There’s still time to nominate local icons for Best of D.C.
And you thought Fringe was just a summertime thing. Nope! From November 4-21, you can catch some of your favorite Fringe shows, or see the shows you had on your list but just weren’t able to get to, or check out what the hell this festival is about anyway without the fear of melting in non-air conditioned venues. And, lucky for you, we’ve written about nine of the 10 shows on our Fringe & Purge blog. Here’s what you can expect from the line-up:
This Is Your Brain on Rock and Roll
“There’s no better way to cap off a midsummer night’s fringery than with punk raconteur Ed Hamell’s midnight performance,” writes Chris Klimek. I think it’s safe to say that it doesn’t need to be midsummer or midnight in order for Klimek to give this production a thumbs-up.
McSwiggin’s Pub“An entertaining comedy that blends fresh, contemporary political humor with local D.C. stereotypes,” writes Mike Kalyan. Second City alum Sean O’Brien “effortlessly switches between three main characters: Joe, an on-the-wagon Irish bartender; Howard, a disgruntled veteran Capitol Hill staffer originally from New York; and Roy, a young, passionate, slightly alcoholic, senior legislative ‘something-or-other’ Capitol Hill flunkie (complete with Blackberry).”
Cavers“A slapstick saga packing more intrigue than a Shakespearean court,” writes Derek Hills. “The story stuffs an avalanche of themes into its 75 minutes.
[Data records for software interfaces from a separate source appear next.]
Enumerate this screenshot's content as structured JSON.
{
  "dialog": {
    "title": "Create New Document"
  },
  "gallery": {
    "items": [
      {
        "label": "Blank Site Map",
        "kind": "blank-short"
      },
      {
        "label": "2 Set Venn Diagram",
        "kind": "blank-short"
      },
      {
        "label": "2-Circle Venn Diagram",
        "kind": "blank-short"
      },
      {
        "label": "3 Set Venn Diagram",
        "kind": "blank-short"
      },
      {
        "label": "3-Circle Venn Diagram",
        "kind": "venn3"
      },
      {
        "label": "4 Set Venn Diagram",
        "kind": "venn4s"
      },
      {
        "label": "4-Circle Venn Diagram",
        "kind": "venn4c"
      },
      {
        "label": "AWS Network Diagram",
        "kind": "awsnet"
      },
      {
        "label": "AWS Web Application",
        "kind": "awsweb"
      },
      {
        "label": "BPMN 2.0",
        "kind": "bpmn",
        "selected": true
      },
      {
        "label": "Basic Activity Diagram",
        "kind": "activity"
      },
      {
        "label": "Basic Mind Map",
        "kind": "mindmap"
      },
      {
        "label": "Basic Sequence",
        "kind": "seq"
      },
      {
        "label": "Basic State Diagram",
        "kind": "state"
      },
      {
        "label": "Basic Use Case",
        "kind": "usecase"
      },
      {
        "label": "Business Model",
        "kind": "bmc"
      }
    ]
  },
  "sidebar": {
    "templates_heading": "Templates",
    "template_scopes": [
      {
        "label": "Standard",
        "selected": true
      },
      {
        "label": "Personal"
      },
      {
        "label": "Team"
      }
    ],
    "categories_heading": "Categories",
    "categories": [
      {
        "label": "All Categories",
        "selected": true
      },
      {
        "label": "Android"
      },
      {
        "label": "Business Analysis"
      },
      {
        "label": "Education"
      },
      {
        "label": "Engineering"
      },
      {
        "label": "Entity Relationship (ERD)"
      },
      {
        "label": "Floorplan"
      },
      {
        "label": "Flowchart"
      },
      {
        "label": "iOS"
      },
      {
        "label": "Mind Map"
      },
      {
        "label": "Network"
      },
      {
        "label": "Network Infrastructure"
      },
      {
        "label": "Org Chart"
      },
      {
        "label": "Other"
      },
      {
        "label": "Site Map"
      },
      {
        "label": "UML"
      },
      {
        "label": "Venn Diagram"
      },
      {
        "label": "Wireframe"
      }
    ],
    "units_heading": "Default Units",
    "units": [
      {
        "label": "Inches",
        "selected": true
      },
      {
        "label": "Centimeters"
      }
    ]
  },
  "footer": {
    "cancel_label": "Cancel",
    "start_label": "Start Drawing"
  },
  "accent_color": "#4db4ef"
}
If you’ve ever thought a moment about issues concerning resource exploitation versus preservation, creationism versus evolution, and striving global capitalism versus small-town religious values, take heart: so has the playwright, Mark Rigney.”
The Poet Warrior
“A tribute to the courage and sacrifice of military families, a 17-song epic that shrewdly leaves all controversy at the ticket booth,” writes Derek Hills. “It’s as if the original conceit, establishing no concrete war zone and requiring the audience to fill in the blanks with their own prejudices, was meant to obscure an unwillingness to make a strong argument for one worldview or another. Whatever the reason, George Purefoy Tilson‘s play is a solid entertainment, but one that aspires to be much more.”
Romeo & Juliet: Choose Your Own Adventure
Yep, this was the one we didn’t write about. Sorry!
Ridgefield Middle School Talent Nite
The Critics agree: Ridgefield Middle School Talent Nite was the funniest show we saw in this year’s Capital Fringe Festival. The Critics being, in this case, Fringe & Purge Action News and Commentary Squad Founding Institutional Memory Trey Graham and yours truly,” writes Chris Klimek. “Festival honchos Julianne Brienza and Scot McKenize would seem to agree with our agreement: At the Pick of the Fringe Awards Sunday night, they presented Jo Firestone and Dylan Marron, the writers and performers of the show, with the Directors’ Award, recognizing an outstanding artist in each year’s Fringe as chosen by Brienza, McKenzie, and their associates.” (Check out the interview with Firestone and Marron above.)
Freud Meets Girl
“The past bleeds into the present and back again, just as dreams do with reality, and the play becomes a fascinating cautionary tale about going too deep into your own mind,” writes Ian Buckwalter of this play about Sigmund’s fictional great-great-grandson David, a former professor of cognitive psychology at an unnamed D.C. university.
“You should see it,” writes Ann Willemssen simply of this “really, really naked” performance art production. “Don’t skip it.”
Do Not Kill Me, Killer Robots
Expect “sci-fi kitch and major dork appeal” in this one-man production that’s “equal parts stand-up comedy, sketch comedy, and performance art,” writes Sophia Bushong. “Ben Egerman is observant, self- deprecating, and both frightened for and disappointed in humanity. Add these things to a heart tuned to understanding the complexities of loneliness, pathetic longing, and hatred, and you get one hell of a funny man.
Sex, Dreams and Self Control
“I hope years from now we’ll say, ‘they just don’t write songs like Kevin Thornton used to,'” writes Ann Willemssen. “Accompanied by gorgeous guitar riffs and a sweet, melodic voice, no written description can do his songs justice.
Shows run from Nov. 4-21 at Fort Fringe, 607 New York Ave. NW. $20; $15 with Fringe button.